══ Information shown ══

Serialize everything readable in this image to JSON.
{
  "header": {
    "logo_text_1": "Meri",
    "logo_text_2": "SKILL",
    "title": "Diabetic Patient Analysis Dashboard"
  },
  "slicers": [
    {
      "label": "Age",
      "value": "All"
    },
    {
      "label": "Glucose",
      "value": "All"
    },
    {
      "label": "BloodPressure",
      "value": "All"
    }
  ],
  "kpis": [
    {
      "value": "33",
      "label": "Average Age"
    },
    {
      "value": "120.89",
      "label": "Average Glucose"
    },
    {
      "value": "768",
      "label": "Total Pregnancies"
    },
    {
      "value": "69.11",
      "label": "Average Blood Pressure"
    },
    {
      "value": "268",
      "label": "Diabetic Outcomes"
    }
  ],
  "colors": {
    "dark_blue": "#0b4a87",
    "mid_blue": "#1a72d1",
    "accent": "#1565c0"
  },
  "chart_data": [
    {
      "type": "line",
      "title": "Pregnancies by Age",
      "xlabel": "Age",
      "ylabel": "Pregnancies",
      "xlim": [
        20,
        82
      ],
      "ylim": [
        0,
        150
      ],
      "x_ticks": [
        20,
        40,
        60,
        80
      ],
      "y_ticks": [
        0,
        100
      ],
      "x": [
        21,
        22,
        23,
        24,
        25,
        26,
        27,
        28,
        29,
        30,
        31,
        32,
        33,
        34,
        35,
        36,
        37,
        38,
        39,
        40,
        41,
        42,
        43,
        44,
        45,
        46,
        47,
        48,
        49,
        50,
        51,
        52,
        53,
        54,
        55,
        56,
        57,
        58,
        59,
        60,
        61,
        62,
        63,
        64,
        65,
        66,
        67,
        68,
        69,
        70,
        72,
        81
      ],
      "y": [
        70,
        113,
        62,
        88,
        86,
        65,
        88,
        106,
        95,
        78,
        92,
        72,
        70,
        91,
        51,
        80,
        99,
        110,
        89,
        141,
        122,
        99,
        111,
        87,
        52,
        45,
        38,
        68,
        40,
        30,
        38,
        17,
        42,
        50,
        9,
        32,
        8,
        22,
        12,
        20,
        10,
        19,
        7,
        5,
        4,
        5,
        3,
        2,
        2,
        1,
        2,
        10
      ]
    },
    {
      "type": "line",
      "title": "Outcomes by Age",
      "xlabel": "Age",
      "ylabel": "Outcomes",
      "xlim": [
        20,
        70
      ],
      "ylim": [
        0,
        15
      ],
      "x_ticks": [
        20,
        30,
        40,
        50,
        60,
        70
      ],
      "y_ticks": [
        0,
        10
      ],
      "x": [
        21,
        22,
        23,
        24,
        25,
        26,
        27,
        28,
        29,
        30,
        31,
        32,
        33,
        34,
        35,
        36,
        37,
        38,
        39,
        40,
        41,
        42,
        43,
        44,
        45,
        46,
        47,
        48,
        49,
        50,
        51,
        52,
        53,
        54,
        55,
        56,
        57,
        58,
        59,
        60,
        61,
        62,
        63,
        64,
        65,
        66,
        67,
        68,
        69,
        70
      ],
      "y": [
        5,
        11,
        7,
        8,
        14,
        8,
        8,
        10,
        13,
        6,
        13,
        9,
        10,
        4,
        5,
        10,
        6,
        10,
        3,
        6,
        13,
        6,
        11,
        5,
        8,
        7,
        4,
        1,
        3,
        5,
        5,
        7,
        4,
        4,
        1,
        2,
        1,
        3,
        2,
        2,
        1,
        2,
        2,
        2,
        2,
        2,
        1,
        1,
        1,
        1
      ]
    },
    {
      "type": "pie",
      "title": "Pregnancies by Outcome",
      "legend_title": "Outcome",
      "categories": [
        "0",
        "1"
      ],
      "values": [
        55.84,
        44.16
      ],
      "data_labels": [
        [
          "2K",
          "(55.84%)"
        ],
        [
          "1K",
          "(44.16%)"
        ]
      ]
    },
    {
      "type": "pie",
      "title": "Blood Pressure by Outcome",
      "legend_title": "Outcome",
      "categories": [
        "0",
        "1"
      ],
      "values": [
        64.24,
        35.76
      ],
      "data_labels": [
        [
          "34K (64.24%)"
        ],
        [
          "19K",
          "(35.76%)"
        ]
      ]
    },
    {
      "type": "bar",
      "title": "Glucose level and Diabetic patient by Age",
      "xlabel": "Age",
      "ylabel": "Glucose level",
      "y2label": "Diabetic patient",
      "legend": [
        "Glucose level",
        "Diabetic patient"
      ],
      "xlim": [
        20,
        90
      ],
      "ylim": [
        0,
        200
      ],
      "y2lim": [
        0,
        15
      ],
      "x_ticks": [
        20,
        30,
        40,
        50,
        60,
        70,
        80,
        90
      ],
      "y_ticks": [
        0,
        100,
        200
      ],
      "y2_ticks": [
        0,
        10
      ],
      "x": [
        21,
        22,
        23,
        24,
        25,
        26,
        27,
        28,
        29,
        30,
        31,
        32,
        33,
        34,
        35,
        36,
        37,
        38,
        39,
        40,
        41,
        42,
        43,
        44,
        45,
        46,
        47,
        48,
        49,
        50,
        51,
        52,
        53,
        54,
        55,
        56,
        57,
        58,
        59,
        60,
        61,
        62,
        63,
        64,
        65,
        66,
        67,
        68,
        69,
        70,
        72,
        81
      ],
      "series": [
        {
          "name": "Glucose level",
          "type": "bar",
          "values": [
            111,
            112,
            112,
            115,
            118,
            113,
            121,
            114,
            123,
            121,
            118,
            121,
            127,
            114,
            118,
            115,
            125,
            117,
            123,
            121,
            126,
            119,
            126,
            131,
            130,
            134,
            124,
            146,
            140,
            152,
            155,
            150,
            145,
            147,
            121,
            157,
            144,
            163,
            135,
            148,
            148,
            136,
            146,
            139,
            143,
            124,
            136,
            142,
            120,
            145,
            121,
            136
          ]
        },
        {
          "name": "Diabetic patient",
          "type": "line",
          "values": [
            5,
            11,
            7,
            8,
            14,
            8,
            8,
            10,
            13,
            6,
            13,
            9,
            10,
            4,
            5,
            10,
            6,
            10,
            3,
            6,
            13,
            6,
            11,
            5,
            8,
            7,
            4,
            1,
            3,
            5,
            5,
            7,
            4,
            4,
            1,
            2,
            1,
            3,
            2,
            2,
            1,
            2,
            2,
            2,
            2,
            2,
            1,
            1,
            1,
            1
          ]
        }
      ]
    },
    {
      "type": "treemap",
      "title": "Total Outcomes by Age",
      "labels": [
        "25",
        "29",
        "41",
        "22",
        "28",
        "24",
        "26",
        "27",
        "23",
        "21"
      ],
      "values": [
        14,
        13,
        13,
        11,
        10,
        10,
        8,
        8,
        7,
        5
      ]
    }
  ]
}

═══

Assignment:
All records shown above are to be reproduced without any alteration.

Response for this exercise:
Serialize everything readable in this image to JSON.
{
  "header": {
    "logo_text_1": "Meri",
    "logo_text_2": "SKILL",
    "title": "Diabetic Patient Analysis Dashboard"
  },
  "slicers": [
    {
      "label": "Age",
      "value": "All"
    },
    {
      "label": "Glucose",
      "value": "All"
    },
    {
      "label": "BloodPressure",
      "value": "All"
    }
  ],
  "kpis": [
    {
      "value": "33",
      "label": "Average Age"
    },
    {
      "value": "120.89",
      "label": "Average Glucose"
    },
    {
      "value": "768",
      "label": "Total Pregnancies"
    },
    {
      "value": "69.11",
      "label": "Average Blood Pressure"
    },
    {
      "value": "268",
      "label": "Diabetic Outcomes"
    }
  ],
  "colors": {
    "dark_blue": "#0b4a87",
    "mid_blue": "#1a72d1",
    "accent": "#1565c0"
  },
  "chart_data": [
    {
      "type": "line",
      "title": "Pregnancies by Age",
      "xlabel": "Age",
      "ylabel": "Pregnancies",
      "xlim": [
        20,
        82
      ],
      "ylim": [
        0,
        150
      ],
      "x_ticks": [
        20,
        40,
        60,
        80
      ],
      "y_ticks": [
        0,
        100
      ],
      "x": [
        21,
        22,
        23,
        24,
        25,
        26,
        27,
        28,
        29,
        30,
        31,
        32,
        33,
        34,
        35,
        36,
        37,
        38,
        39,
        40,
        41,
        42,
        43,
        44,
        45,
        46,
        47,
        48,
        49,
        50,
        51,
        52,
        53,
        54,
        55,
        56,
        57,
        58,
        59,
        60,
        61,
        62,
        63,
        64,
        65,
        66,
        67,
        68,
        69,
        70,
        72,
        81
      ],
      "y": [
        70,
        113,
        62,
        88,
        86,
        65,
        88,
        106,
        95,
        78,
        92,
        72,
        70,
        91,
        51,
        80,
        99,
        110,
        89,
        141,
        122,
        99,
        111,
        87,
        52,
        45,
        38,
        68,
        40,
        30,
        38,
        17,
        42,
        50,
        9,
        32,
        8,
        22,
        12,
        20,
        10,
        19,
        7,
        5,
        4,
        5,
        3,
        2,
        2,
        1,
        2,
        10
      ]
    },
    {
      "type": "line",
      "title": "Outcomes by Age",
      "xlabel": "Age",
      "ylabel": "Outcomes",
      "xlim": [
        20,
        70
      ],
      "ylim": [
        0,
        15
      ],
      "x_ticks": [
        20,
        30,
        40,
        50,
        60,
        70
      ],
      "y_ticks": [
        0,
        10
      ],
      "x": [
        21,
        22,
        23,
        24,
        25,
        26,
        27,
        28,
        29,
        30,
        31,
        32,
        33,
        34,
        35,
        36,
        37,
        38,
        39,
        40,
        41,
        42,
        43,
        44,
        45,
        46,
        47,
        48,
        49,
        50,
        51,
        52,
        53,
        54,
        55,
        56,
        57,
        58,
        59,
        60,
        61,
        62,
        63,
        64,
        65,
        66,
        67,
        68,
        69,
        70
      ],
      "y": [
        5,
        11,
        7,
        8,
        14,
        8,
        8,
        10,
        13,
        6,
        13,
        9,
        10,
        4,
        5,
        10,
        6,
        10,
        3,
        6,
        13,
        6,
        11,
        5,
        8,
        7,
        4,
        1,
        3,
        5,
        5,
        7,
        4,
        4,
        1,
        2,
        1,
        3,
        2,
        2,
        1,
        2,
        2,
        2,
        2,
        2,
        1,
        1,
        1,
        1
      ]
    },
    {
      "type": "pie",
      "title": "Pregnancies by Outcome",
      "legend_title": "Outcome",
      "categories": [
        "0",
        "1"
      ],
      "values": [
        55.84,
        44.16
      ],
      "data_labels": [
        [
          "2K",
          "(55.84%)"
        ],
        [
          "1K",
          "(44.16%)"
        ]
      ]
    },
    {
      "type": "pie",
      "title": "Blood Pressure by Outcome",
      "legend_title": "Outcome",
      "categories": [
        "0",
        "1"
      ],
      "values": [
        64.24,
        35.76
      ],
      "data_labels": [
        [
          "34K (64.24%)"
        ],
        [
          "19K",
          "(35.76%)"
        ]
      ]
    },
    {
      "type": "bar",
      "title": "Glucose level and Diabetic patient by Age",
      "xlabel": "Age",
      "ylabel": "Glucose level",
      "y2label": "Diabetic patient",
      "legend": [
        "Glucose level",
        "Diabetic patient"
      ],
      "xlim": [
        20,
        90
      ],
      "ylim": [
        0,
        200
      ],
      "y2lim": [
        0,
        15
      ],
      "x_ticks": [
        20,
        30,
        40,
        50,
        60,
        70,
        80,
        90
      ],
      "y_ticks": [
        0,
        100,
        200
      ],
      "y2_ticks": [
        0,
        10
      ],
      "x": [
        21,
        22,
        23,
        24,
        25,
        26,
        27,
        28,
        29,
        30,
        31,
        32,
        33,
        34,
        35,
        36,
        37,
        38,
        39,
        40,
        41,
        42,
        43,
        44,
        45,
        46,
        47,
        48,
        49,
        50,
        51,
        52,
        53,
        54,
        55,
        56,
        57,
        58,
        59,
        60,
        61,
        62,
        63,
        64,
        65,
        66,
        67,
        68,
        69,
        70,
        72,
        81
      ],
      "series": [
        {
          "name": "Glucose level",
          "type": "bar",
          "values": [
            111,
            112,
            112,
            115,
            118,
            113,
            121,
            114,
            123,
            121,
            118,
            121,
            127,
            114,
            118,
            115,
            125,
            117,
            123,
            121,
            126,
            119,
            126,
            131,
            130,
            134,
            124,
            146,
            140,
            152,
            155,
            150,
            145,
            147,
            121,
            157,
            144,
            163,
            135,
            148,
            148,
            136,
            146,
            139,
            143,
            124,
            136,
            142,
            120,
            145,
            121,
            136
          ]
        },
        {
          "name": "Diabetic patient",
          "type": "line",
          "values": [
            5,
            11,
            7,
            8,
            14,
            8,
            8,
            10,
            13,
            6,
            13,
            9,
            10,
            4,
            5,
            10,
            6,
            10,
            3,
            6,
            13,
            6,
            11,
            5,
            8,
            7,
            4,
            1,
            3,
            5,
            5,
            7,
            4,
            4,
            1,
            2,
            1,
            3,
            2,
            2,
            1,
            2,
            2,
            2,
            2,
            2,
            1,
            1,
            1,
            1
          ]
        }
      ]
    },
    {
      "type": "treemap",
      "title": "Total Outcomes by Age",
      "labels": [
        "25",
        "29",
        "41",
        "22",
        "28",
        "24",
        "26",
        "27",
        "23",
        "21"
      ],
      "values": [
        14,
        13,
        13,
        11,
        10,
        10,
        8,
        8,
        7,
        5
      ]
    }
  ]
}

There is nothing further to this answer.